## Task requirements
Word for word, write the records out again, but omit each picture.
---- Record excerpts
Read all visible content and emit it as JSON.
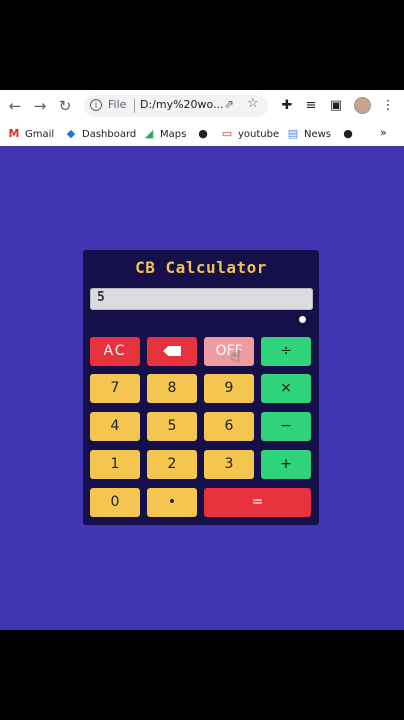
{
  "browser": {
    "omnibox": {
      "file_label": "File",
      "url": "D:/my%20wo..."
    },
    "bookmarks": [
      {
        "label": "Gmail",
        "icon": "gmail-icon"
      },
      {
        "label": "Dashboard",
        "icon": "dashboard-icon"
      },
      {
        "label": "Maps",
        "icon": "maps-icon"
      },
      {
        "label": "",
        "icon": "globe-icon"
      },
      {
        "label": "youtube",
        "icon": "youtube-icon"
      },
      {
        "label": "News",
        "icon": "news-icon"
      },
      {
        "label": "",
        "icon": "globe-icon"
      }
    ],
    "more_label": "»"
  },
  "calculator": {
    "title": "CB Calculator",
    "display_value": "5",
    "keys": {
      "ac": "AC",
      "backspace": "⌫",
      "off": "OFF",
      "divide": "÷",
      "seven": "7",
      "eight": "8",
      "nine": "9",
      "multiply": "×",
      "four": "4",
      "five": "5",
      "six": "6",
      "subtract": "−",
      "one": "1",
      "two": "2",
      "three": "3",
      "add": "+",
      "zero": "0",
      "decimal": "•",
      "equals": "="
    },
    "colors": {
      "background": "#4235b2",
      "panel": "#15104a",
      "title": "#f2c14e",
      "number_key": "#f4c54f",
      "operator_key": "#2fd47a",
      "danger_key": "#e8323e",
      "off_key": "#ef9ba2"
    }
  }
}
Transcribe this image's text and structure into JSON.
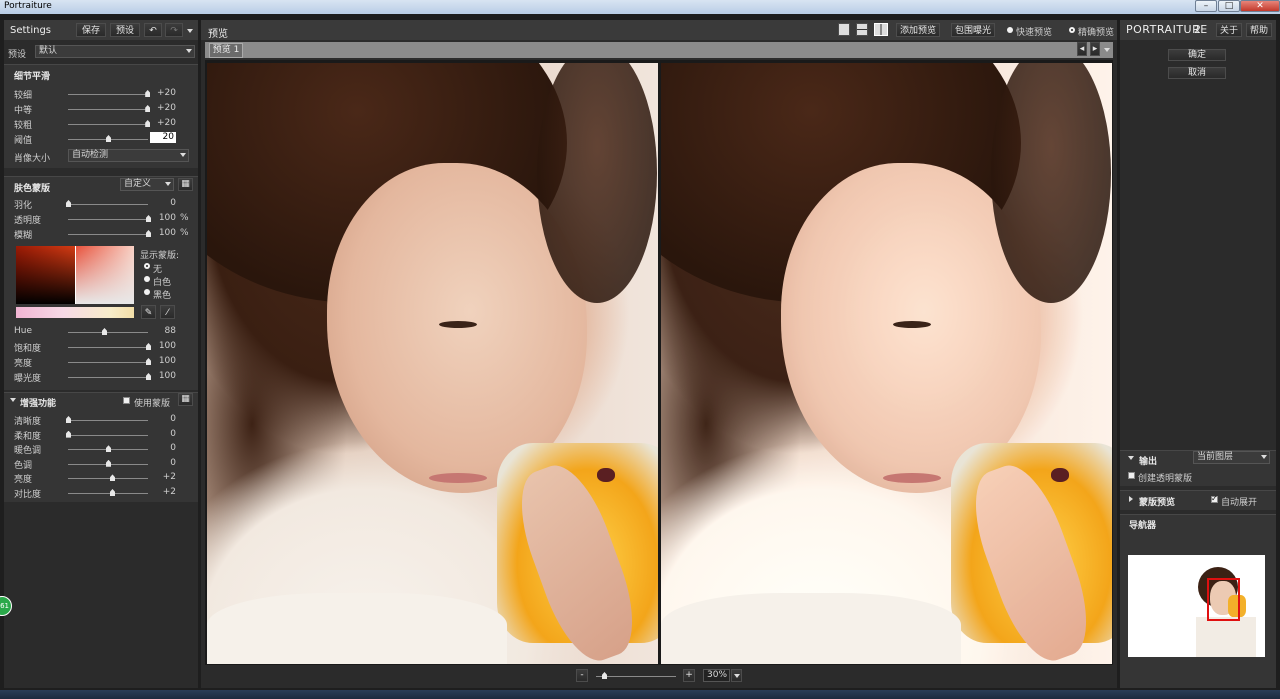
{
  "window": {
    "title": "Portraiture",
    "buttons": [
      "–",
      "□",
      "✕"
    ]
  },
  "left": {
    "settings_title": "Settings",
    "save_btn": "保存",
    "preset_btn": "预设",
    "undo_icon": "undo-icon",
    "redo_icon": "redo-icon",
    "preset_label": "预设",
    "preset_value": "默认",
    "detail_section": {
      "title": "细节平滑",
      "sliders": [
        {
          "label": "较细",
          "value": "+20",
          "level": 0.99
        },
        {
          "label": "中等",
          "value": "+20",
          "level": 0.99
        },
        {
          "label": "较粗",
          "value": "+20",
          "level": 0.99
        },
        {
          "label": "阈值",
          "value": "20",
          "level": 0.5
        }
      ],
      "portrait_size_label": "肖像大小",
      "portrait_size_value": "自动检测"
    },
    "skin_section": {
      "title": "肤色蒙版",
      "mode": "自定义",
      "sliders": [
        {
          "label": "羽化",
          "value": "0",
          "unit": "",
          "level": 0.0
        },
        {
          "label": "透明度",
          "value": "100",
          "unit": "%",
          "level": 1.0
        },
        {
          "label": "模糊",
          "value": "100",
          "unit": "%",
          "level": 1.0
        }
      ],
      "show_mask_label": "显示蒙版:",
      "show_mask_options": [
        "无",
        "白色",
        "黑色"
      ],
      "show_mask_selected": 0,
      "hsl": [
        {
          "label": "Hue",
          "value": "88",
          "level": 0.45
        },
        {
          "label": "饱和度",
          "value": "100",
          "level": 1.0
        },
        {
          "label": "亮度",
          "value": "100",
          "level": 1.0
        },
        {
          "label": "曝光度",
          "value": "100",
          "level": 1.0
        }
      ]
    },
    "enhance_section": {
      "title": "增强功能",
      "use_mask_label": "使用蒙版",
      "sliders": [
        {
          "label": "清晰度",
          "value": "0",
          "level": 0.0
        },
        {
          "label": "柔和度",
          "value": "0",
          "level": 0.0
        },
        {
          "label": "暖色调",
          "value": "0",
          "level": 0.5
        },
        {
          "label": "色调",
          "value": "0",
          "level": 0.5
        },
        {
          "label": "亮度",
          "value": "+2",
          "level": 0.55
        },
        {
          "label": "对比度",
          "value": "+2",
          "level": 0.55
        }
      ]
    }
  },
  "center": {
    "title": "预览",
    "add_preview": "添加预览",
    "clip_exposure": "包围曝光",
    "quick_preview": "快速预览",
    "accurate_preview": "精确预览",
    "preview_mode": "accurate",
    "tab_label": "预览 1",
    "zoom_minus": "-",
    "zoom_plus": "+",
    "zoom_value": "30%",
    "zoom_level": 0.1
  },
  "right": {
    "app_name": "PORTRAITURE",
    "app_version": "2",
    "about": "关于",
    "help": "帮助",
    "ok": "确定",
    "cancel": "取消",
    "output_label": "输出",
    "output_value": "当前图层",
    "create_mask_label": "创建透明蒙版",
    "mask_preview_label": "蒙版预览",
    "auto_expand_label": "自动展开",
    "navigator_label": "导航器"
  },
  "badge": "61"
}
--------
## Solved exercise
Read all visible content and emit it as JSON.
{
  "browser": {
    "omnibox": {
      "file_label": "File",
      "url": "D:/my%20wo..."
    },
    "bookmarks": [
      {
        "label": "Gmail",
        "icon": "gmail-icon"
      },
      {
        "label": "Dashboard",
        "icon": "dashboard-icon"
      },
      {
        "label": "Maps",
        "icon": "maps-icon"
      },
      {
        "label": "",
        "icon": "globe-icon"
      },
      {
        "label": "youtube",
        "icon": "youtube-icon"
      },
      {
        "label": "News",
        "icon": "news-icon"
      },
      {
        "label": "",
        "icon": "globe-icon"
      }
    ],
    "more_label": "»"
  },
  "calculator": {
    "title": "CB Calculator",
    "display_value": "5",
    "keys": {
      "ac": "AC",
      "backspace": "⌫",
      "off": "OFF",
      "divide": "÷",
      "seven": "7",
      "eight": "8",
      "nine": "9",
      "multiply": "×",
      "four": "4",
      "five": "5",
      "six": "6",
      "subtract": "−",
      "one": "1",
      "two": "2",
      "three": "3",
      "add": "+",
      "zero": "0",
      "decimal": "•",
      "equals": "="
    },
    "colors": {
      "background": "#4235b2",
      "panel": "#15104a",
      "title": "#f2c14e",
      "number_key": "#f4c54f",
      "operator_key": "#2fd47a",
      "danger_key": "#e8323e",
      "off_key": "#ef9ba2"
    }
  }
}
Transcribe this image's text and structure into JSON.
{
  "window": {
    "title": "Portraiture",
    "buttons": [
      "–",
      "□",
      "✕"
    ]
  },
  "left": {
    "settings_title": "Settings",
    "save_btn": "保存",
    "preset_btn": "预设",
    "undo_icon": "undo-icon",
    "redo_icon": "redo-icon",
    "preset_label": "预设",
    "preset_value": "默认",
    "detail_section": {
      "title": "细节平滑",
      "sliders": [
        {
          "label": "较细",
          "value": "+20",
          "level": 0.99
        },
        {
          "label": "中等",
          "value": "+20",
          "level": 0.99
        },
        {
          "label": "较粗",
          "value": "+20",
          "level": 0.99
        },
        {
          "label": "阈值",
          "value": "20",
          "level": 0.5
        }
      ],
      "portrait_size_label": "肖像大小",
      "portrait_size_value": "自动检测"
    },
    "skin_section": {
      "title": "肤色蒙版",
      "mode": "自定义",
      "sliders": [
        {
          "label": "羽化",
          "value": "0",
          "unit": "",
          "level": 0.0
        },
        {
          "label": "透明度",
          "value": "100",
          "unit": "%",
          "level": 1.0
        },
        {
          "label": "模糊",
          "value": "100",
          "unit": "%",
          "level": 1.0
        }
      ],
      "show_mask_label": "显示蒙版:",
      "show_mask_options": [
        "无",
        "白色",
        "黑色"
      ],
      "show_mask_selected": 0,
      "hsl": [
        {
          "label": "Hue",
          "value": "88",
          "level": 0.45
        },
        {
          "label": "饱和度",
          "value": "100",
          "level": 1.0
        },
        {
          "label": "亮度",
          "value": "100",
          "level": 1.0
        },
        {
          "label": "曝光度",
          "value": "100",
          "level": 1.0
        }
      ]
    },
    "enhance_section": {
      "title": "增强功能",
      "use_mask_label": "使用蒙版",
      "sliders": [
        {
          "label": "清晰度",
          "value": "0",
          "level": 0.0
        },
        {
          "label": "柔和度",
          "value": "0",
          "level": 0.0
        },
        {
          "label": "暖色调",
          "value": "0",
          "level": 0.5
        },
        {
          "label": "色调",
          "value": "0",
          "level": 0.5
        },
        {
          "label": "亮度",
          "value": "+2",
          "level": 0.55
        },
        {
          "label": "对比度",
          "value": "+2",
          "level": 0.55
        }
      ]
    }
  },
  "center": {
    "title": "预览",
    "add_preview": "添加预览",
    "clip_exposure": "包围曝光",
    "quick_preview": "快速预览",
    "accurate_preview": "精确预览",
    "preview_mode": "accurate",
    "tab_label": "预览 1",
    "zoom_minus": "-",
    "zoom_plus": "+",
    "zoom_value": "30%",
    "zoom_level": 0.1
  },
  "right": {
    "app_name": "PORTRAITURE",
    "app_version": "2",
    "about": "关于",
    "help": "帮助",
    "ok": "确定",
    "cancel": "取消",
    "output_label": "输出",
    "output_value": "当前图层",
    "create_mask_label": "创建透明蒙版",
    "mask_preview_label": "蒙版预览",
    "auto_expand_label": "自动展开",
    "navigator_label": "导航器"
  },
  "badge": "61"
}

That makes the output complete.